**Work order**
Send each entry back exactly as given, pictures excluded.

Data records
————————

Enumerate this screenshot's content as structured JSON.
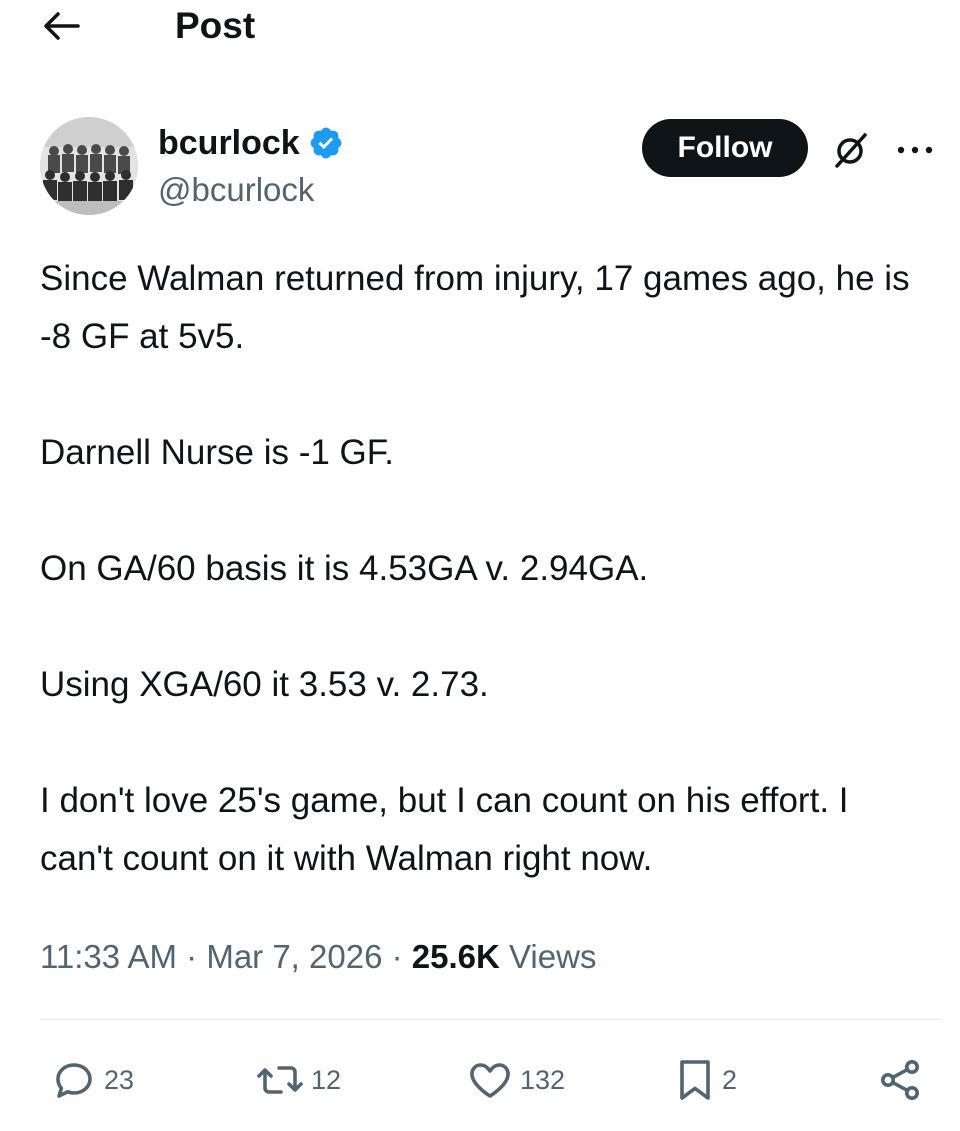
{
  "header": {
    "back_icon": "arrow-left-icon",
    "title": "Post"
  },
  "author": {
    "display_name": "bcurlock",
    "handle": "@bcurlock",
    "verified_icon": "verified-badge-icon",
    "verified_color": "#1d9bf0",
    "follow_label": "Follow",
    "grok_icon": "grok-icon",
    "more_icon": "more-dots-icon"
  },
  "tweet": {
    "paragraphs": [
      "Since Walman returned from injury, 17 games ago, he is -8 GF at 5v5.",
      "Darnell Nurse is -1 GF.",
      "On GA/60 basis it is 4.53GA v.  2.94GA.",
      "Using XGA/60 it 3.53 v. 2.73.",
      "I don't love 25's game, but I can count on his effort. I can't count on it with Walman right now."
    ],
    "time": "11:33 AM",
    "date": "Mar 7, 2026",
    "separator": "·",
    "views_count": "25.6K",
    "views_label": "Views"
  },
  "actions": {
    "replies": {
      "icon": "reply-icon",
      "count": "23"
    },
    "reposts": {
      "icon": "repost-icon",
      "count": "12"
    },
    "likes": {
      "icon": "heart-icon",
      "count": "132"
    },
    "bookmarks": {
      "icon": "bookmark-icon",
      "count": "2"
    },
    "share": {
      "icon": "share-icon"
    }
  },
  "colors": {
    "text_primary": "#0f1419",
    "text_secondary": "#536471",
    "follow_bg": "#0f1419",
    "divider": "#e6e9eb"
  }
}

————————

**Written answer**
Enumerate this screenshot's content as structured JSON.
{
  "header": {
    "back_icon": "arrow-left-icon",
    "title": "Post"
  },
  "author": {
    "display_name": "bcurlock",
    "handle": "@bcurlock",
    "verified_icon": "verified-badge-icon",
    "verified_color": "#1d9bf0",
    "follow_label": "Follow",
    "grok_icon": "grok-icon",
    "more_icon": "more-dots-icon"
  },
  "tweet": {
    "paragraphs": [
      "Since Walman returned from injury, 17 games ago, he is -8 GF at 5v5.",
      "Darnell Nurse is -1 GF.",
      "On GA/60 basis it is 4.53GA v.  2.94GA.",
      "Using XGA/60 it 3.53 v. 2.73.",
      "I don't love 25's game, but I can count on his effort. I can't count on it with Walman right now."
    ],
    "time": "11:33 AM",
    "date": "Mar 7, 2026",
    "separator": "·",
    "views_count": "25.6K",
    "views_label": "Views"
  },
  "actions": {
    "replies": {
      "icon": "reply-icon",
      "count": "23"
    },
    "reposts": {
      "icon": "repost-icon",
      "count": "12"
    },
    "likes": {
      "icon": "heart-icon",
      "count": "132"
    },
    "bookmarks": {
      "icon": "bookmark-icon",
      "count": "2"
    },
    "share": {
      "icon": "share-icon"
    }
  },
  "colors": {
    "text_primary": "#0f1419",
    "text_secondary": "#536471",
    "follow_bg": "#0f1419",
    "divider": "#e6e9eb"
  }
}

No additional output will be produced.